(Stored data)
Segment Open
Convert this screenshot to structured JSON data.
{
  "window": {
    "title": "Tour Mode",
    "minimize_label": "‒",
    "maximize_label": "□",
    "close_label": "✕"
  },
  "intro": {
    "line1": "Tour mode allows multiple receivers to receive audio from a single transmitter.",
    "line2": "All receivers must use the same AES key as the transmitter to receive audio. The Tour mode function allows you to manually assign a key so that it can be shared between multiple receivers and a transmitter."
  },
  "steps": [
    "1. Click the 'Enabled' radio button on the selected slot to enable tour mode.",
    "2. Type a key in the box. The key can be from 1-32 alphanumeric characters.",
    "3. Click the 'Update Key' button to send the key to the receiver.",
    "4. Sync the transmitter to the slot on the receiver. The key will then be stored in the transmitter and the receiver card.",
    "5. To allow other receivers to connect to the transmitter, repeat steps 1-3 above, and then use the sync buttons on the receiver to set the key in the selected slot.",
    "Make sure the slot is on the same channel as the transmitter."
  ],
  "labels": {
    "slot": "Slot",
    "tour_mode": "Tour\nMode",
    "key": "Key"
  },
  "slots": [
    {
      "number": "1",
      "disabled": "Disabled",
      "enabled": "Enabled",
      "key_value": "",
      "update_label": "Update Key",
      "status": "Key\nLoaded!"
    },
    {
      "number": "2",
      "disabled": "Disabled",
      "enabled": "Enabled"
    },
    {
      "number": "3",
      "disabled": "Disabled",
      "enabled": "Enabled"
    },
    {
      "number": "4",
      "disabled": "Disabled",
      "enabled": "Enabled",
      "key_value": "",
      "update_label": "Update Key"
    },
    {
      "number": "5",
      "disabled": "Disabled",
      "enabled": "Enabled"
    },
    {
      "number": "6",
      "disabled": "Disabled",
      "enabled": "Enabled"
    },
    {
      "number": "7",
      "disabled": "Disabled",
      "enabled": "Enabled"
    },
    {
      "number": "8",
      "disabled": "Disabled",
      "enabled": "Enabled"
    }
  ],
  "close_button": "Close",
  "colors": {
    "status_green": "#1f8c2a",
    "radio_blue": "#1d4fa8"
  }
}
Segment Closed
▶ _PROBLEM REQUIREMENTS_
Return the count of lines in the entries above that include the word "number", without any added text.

▶ _RESPONSE TO THIS EXERCISE_
8